Darius I stele found in ancient Greek city of Phanagoria in southern Russia
Archaeologists doing excavations in the area of the ancient town of Phanagoria in the Temryuk district of Russia’s southern Krasnodar Territory have discovered fragments of a marble stele carrying an inscription of the ancient Persian King Darius I, the press service of the Volnoye Delo foundation said in a press release on Aug. 5.
"The decoded inscriptions state someone made them in the name of the Persian King Darius I," the press release said. "The stele has an inscription in the ancient Persian language. The approximate assessment dates the find to the first half of the 5th century BC."
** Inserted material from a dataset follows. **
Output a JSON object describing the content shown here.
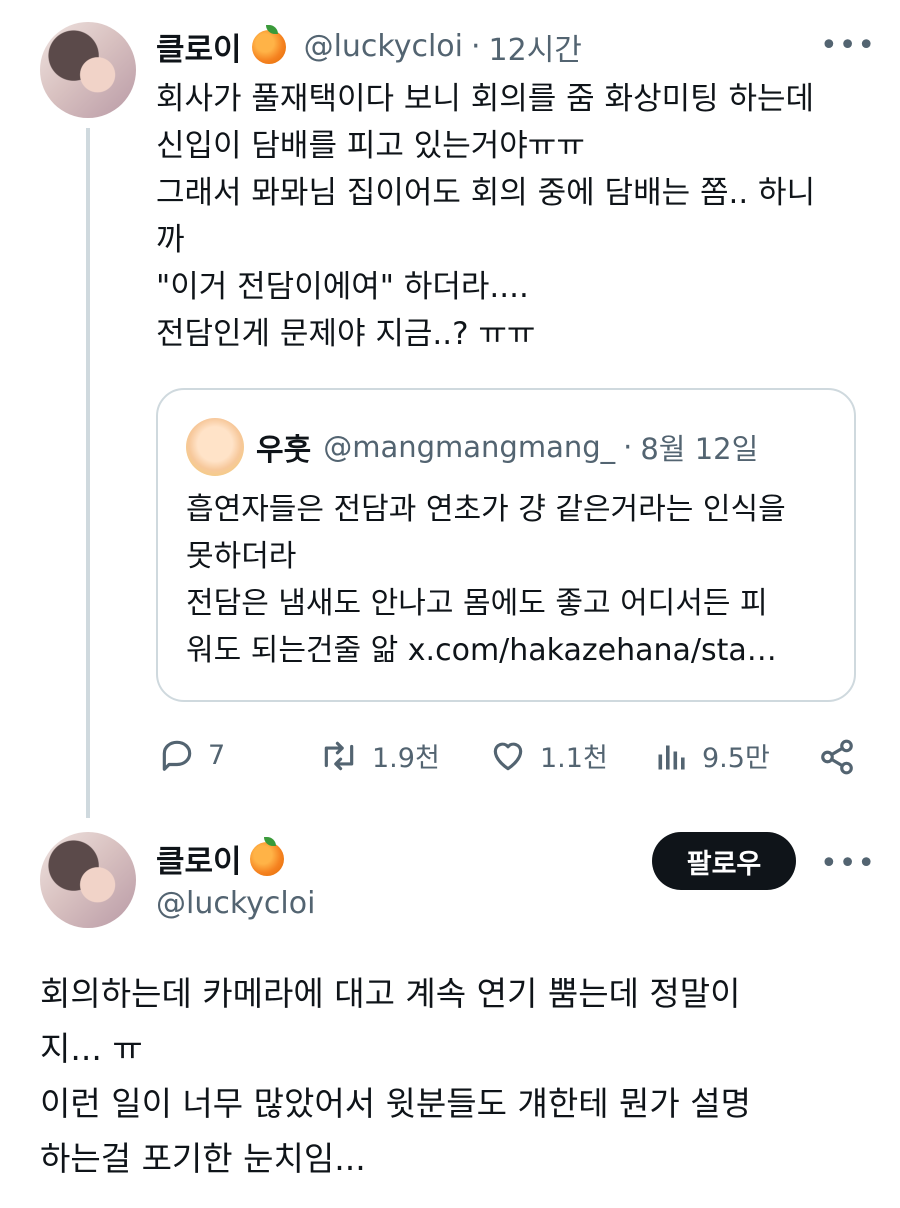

Apart from the stele, the archaeologists have found in the acropolis the remainders of ancient fortress walls, which in itself is an important even in classical archaeology, the foundation said.
"Miletus stood at the head of the so-called Ionian uprising of Greek city states against Darius I," the press release said. "It was suppressed in 494 BC."
"Researchers believe the king put up a marble stele in the city after his victory over the Greeks," it said. "The monument had a text on it - for instance, reporting on the king’s triumph. Later on, a fragment of the overturned and broken stele got to Phanagoria - quite possibly, as ballast on a ship that called into the Phanagoria port, since there is no natural stone of the kind on the Taman peninsula.
At present, the stele is undergoing scrutiny at the restoration laboratory of the Phanagoria Research and Cultural Center.
Darius I, a Persian ruler from the Achaemenian dynasty considerably expanded the territory of his country with the aid of wars against the Getae, Thrace, Lemnos, Imbros, and Macedonia. He was buried in the mausoleum built on the cliffs at Naqsh-e Rustam near Persepolis on his order and decorated with sculptures.
Source: Tass [August 05, 2016]